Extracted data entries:
__________________________________________________

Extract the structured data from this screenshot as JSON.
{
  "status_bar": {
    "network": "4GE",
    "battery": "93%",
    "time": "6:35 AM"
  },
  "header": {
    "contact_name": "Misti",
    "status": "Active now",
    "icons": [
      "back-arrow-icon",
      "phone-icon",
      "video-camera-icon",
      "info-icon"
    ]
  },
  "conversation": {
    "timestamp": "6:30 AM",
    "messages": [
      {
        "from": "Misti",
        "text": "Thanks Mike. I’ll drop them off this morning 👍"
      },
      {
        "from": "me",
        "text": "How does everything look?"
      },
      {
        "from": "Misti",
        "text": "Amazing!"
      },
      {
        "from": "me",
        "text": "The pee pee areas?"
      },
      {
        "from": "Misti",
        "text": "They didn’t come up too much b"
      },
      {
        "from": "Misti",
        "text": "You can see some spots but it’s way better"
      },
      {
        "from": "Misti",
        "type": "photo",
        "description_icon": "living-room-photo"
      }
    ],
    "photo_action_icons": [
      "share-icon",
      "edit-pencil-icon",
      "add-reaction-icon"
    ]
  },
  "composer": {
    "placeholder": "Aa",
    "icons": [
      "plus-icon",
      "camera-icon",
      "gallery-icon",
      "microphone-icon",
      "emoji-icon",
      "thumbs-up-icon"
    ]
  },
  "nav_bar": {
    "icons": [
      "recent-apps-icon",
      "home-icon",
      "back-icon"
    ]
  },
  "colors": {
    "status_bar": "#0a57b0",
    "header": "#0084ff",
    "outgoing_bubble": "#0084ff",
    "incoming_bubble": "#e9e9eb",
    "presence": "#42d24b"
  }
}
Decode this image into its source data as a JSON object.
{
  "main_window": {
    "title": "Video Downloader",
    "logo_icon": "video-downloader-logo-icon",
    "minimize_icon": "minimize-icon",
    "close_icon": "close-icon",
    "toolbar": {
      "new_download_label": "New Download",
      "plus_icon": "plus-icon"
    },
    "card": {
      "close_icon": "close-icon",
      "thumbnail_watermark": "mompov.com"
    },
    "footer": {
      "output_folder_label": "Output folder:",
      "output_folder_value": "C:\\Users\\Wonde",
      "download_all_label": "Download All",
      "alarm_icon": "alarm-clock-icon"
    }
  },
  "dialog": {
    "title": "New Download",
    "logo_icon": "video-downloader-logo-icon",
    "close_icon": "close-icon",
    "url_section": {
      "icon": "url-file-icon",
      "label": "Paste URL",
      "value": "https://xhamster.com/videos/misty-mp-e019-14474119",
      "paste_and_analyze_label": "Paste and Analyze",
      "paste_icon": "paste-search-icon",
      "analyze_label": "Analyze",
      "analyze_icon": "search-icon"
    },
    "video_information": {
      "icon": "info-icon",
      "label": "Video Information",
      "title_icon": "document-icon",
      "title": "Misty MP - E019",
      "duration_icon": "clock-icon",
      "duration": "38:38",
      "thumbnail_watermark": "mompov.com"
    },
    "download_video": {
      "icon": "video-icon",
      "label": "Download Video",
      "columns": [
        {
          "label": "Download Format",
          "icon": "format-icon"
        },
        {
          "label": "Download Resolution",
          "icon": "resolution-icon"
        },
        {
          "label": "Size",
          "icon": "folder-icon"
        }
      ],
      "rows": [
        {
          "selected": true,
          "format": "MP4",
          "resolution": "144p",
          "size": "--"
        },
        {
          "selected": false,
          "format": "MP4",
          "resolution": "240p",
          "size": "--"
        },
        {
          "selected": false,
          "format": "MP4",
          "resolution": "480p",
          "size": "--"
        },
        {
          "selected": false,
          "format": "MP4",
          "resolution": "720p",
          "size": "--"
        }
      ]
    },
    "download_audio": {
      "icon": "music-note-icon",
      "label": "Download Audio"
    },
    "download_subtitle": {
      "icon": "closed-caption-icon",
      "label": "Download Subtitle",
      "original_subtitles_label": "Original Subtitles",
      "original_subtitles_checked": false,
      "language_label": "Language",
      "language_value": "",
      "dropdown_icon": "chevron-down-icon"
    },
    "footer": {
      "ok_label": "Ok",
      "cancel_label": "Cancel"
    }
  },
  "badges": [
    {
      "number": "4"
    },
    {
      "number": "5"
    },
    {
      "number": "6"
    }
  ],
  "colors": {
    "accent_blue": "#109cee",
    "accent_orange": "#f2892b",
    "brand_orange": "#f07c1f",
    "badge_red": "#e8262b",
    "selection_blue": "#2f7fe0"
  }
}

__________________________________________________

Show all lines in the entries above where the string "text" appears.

        "text": "Thanks Mike. I’ll drop them off this morning 👍"
        "text": "How does everything look?"
        "text": "Amazing!"
        "text": "The pee pee areas?"
        "text": "They didn’t come up too much b"
        "text": "You can see some spots but it’s way better"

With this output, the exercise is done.